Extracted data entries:
──────

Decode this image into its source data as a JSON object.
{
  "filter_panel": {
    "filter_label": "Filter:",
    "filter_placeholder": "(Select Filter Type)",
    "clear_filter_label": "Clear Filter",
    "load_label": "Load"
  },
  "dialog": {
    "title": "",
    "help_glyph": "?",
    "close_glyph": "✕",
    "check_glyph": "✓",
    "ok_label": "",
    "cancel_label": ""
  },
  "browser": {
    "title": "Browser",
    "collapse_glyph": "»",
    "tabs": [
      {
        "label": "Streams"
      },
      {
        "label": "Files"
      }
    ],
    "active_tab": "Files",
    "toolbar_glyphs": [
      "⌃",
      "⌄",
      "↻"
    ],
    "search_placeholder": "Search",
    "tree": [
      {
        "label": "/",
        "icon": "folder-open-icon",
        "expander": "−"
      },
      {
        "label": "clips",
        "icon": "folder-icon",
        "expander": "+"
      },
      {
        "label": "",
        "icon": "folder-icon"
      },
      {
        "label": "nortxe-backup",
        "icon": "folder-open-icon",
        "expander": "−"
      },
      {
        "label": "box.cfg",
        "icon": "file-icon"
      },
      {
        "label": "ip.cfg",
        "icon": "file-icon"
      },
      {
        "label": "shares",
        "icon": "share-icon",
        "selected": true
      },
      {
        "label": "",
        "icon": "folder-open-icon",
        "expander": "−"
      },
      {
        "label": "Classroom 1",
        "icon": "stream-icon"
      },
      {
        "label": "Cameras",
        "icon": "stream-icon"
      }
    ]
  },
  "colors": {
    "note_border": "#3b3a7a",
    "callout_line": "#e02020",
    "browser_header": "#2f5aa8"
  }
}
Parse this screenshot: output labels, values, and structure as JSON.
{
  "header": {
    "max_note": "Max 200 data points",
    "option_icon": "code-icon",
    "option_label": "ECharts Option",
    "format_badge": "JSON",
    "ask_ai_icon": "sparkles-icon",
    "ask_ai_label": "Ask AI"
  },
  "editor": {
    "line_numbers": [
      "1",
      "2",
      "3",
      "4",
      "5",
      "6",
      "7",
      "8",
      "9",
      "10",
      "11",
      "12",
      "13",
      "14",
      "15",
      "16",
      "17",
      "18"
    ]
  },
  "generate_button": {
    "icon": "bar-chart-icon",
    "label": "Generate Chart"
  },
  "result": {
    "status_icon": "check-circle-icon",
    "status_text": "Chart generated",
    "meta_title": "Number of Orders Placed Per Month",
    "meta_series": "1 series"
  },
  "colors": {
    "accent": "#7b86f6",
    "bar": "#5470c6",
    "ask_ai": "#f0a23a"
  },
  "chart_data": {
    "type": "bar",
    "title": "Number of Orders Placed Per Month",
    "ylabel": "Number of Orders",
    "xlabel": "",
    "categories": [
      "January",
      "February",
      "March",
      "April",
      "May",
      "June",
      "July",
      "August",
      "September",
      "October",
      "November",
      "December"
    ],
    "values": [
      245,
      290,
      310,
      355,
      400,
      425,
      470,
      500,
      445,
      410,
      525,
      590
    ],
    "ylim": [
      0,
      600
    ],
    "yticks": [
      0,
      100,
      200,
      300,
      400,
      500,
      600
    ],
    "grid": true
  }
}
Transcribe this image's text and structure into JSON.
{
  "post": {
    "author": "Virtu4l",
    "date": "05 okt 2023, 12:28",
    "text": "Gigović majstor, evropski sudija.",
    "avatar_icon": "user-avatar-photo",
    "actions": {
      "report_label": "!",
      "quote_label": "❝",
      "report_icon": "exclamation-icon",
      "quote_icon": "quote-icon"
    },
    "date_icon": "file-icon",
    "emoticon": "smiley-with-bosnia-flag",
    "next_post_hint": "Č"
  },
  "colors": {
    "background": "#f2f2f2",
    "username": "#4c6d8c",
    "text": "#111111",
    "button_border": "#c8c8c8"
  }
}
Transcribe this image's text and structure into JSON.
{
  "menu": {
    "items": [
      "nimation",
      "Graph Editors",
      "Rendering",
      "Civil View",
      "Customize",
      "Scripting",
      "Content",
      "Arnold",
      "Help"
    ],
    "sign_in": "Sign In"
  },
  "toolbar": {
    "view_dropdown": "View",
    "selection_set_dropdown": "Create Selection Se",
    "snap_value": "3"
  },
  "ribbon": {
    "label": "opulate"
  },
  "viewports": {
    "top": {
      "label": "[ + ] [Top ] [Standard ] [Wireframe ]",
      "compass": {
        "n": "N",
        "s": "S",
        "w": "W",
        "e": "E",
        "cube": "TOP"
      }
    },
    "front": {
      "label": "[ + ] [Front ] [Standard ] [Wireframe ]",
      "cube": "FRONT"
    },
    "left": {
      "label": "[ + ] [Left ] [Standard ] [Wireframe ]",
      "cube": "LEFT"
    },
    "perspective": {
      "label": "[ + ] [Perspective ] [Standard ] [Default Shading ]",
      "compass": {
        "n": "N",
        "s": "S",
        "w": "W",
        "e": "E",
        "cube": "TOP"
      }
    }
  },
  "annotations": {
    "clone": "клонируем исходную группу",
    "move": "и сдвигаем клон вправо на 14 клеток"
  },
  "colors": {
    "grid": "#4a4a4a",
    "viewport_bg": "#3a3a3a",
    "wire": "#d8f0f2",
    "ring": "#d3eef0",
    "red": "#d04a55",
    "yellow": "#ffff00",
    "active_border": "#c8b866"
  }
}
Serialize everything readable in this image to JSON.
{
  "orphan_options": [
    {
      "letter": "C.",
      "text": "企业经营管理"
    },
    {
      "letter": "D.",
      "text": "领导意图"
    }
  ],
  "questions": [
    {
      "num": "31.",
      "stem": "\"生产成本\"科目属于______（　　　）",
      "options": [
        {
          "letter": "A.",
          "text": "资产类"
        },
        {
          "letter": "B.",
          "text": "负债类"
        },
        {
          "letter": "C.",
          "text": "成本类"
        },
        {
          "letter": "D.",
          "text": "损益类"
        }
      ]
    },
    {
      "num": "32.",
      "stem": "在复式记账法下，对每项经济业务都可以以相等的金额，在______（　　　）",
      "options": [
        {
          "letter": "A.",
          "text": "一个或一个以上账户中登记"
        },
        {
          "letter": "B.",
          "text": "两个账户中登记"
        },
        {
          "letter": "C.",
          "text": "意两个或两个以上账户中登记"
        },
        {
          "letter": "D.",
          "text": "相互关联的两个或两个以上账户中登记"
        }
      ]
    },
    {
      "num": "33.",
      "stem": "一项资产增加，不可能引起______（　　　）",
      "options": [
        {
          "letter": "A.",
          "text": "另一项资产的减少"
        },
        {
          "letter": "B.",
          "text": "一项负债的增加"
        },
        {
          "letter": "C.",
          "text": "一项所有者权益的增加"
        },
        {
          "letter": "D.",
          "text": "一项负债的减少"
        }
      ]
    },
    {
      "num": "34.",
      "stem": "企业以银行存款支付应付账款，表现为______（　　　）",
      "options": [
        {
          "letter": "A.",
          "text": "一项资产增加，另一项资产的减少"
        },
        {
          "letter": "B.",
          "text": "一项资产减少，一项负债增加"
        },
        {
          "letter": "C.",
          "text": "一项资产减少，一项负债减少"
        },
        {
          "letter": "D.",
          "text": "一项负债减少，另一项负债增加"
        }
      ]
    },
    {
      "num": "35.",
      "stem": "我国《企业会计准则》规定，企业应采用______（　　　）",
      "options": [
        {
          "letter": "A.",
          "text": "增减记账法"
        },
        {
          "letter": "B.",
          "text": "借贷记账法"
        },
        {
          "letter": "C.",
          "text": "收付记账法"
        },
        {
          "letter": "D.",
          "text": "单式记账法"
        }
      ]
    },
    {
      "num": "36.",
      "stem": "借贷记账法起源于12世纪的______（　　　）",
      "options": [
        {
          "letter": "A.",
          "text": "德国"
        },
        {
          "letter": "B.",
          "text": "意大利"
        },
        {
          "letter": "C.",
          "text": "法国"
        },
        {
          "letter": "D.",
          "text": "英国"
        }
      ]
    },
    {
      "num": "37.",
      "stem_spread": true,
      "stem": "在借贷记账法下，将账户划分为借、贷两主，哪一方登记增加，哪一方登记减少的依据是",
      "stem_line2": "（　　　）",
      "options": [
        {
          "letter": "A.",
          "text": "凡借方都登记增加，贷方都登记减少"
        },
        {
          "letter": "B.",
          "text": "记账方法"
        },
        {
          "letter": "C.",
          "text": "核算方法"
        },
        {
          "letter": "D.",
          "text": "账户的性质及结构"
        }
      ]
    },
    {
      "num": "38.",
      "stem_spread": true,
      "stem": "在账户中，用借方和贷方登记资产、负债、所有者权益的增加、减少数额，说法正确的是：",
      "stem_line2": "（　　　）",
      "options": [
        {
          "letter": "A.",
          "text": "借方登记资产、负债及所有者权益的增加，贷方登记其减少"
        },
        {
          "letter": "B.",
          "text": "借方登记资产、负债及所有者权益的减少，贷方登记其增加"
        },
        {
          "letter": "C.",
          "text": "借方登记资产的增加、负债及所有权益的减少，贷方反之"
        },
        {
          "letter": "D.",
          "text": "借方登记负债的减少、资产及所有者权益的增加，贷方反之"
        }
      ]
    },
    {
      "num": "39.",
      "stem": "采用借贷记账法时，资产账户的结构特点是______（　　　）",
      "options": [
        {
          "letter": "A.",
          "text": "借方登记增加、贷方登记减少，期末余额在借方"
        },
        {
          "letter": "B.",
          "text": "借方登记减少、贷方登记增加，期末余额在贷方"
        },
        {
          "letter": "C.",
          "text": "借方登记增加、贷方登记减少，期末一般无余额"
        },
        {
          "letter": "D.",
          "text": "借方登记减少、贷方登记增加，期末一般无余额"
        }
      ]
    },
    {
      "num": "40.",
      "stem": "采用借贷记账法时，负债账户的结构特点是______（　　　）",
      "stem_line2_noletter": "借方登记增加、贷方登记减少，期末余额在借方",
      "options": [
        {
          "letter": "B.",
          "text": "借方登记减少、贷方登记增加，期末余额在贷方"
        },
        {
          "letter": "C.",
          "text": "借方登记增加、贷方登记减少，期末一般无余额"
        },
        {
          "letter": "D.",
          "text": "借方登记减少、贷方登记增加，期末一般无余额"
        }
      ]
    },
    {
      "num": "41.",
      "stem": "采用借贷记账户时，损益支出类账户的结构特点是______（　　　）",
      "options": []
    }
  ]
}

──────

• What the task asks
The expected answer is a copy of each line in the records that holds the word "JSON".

• Answer to this task
Decode this image into its source data as a JSON object.
Parse this screenshot: output labels, values, and structure as JSON.
    "format_badge": "JSON",
Transcribe this image's text and structure into JSON.
Transcribe this image's text and structure into JSON.
Serialize everything readable in this image to JSON.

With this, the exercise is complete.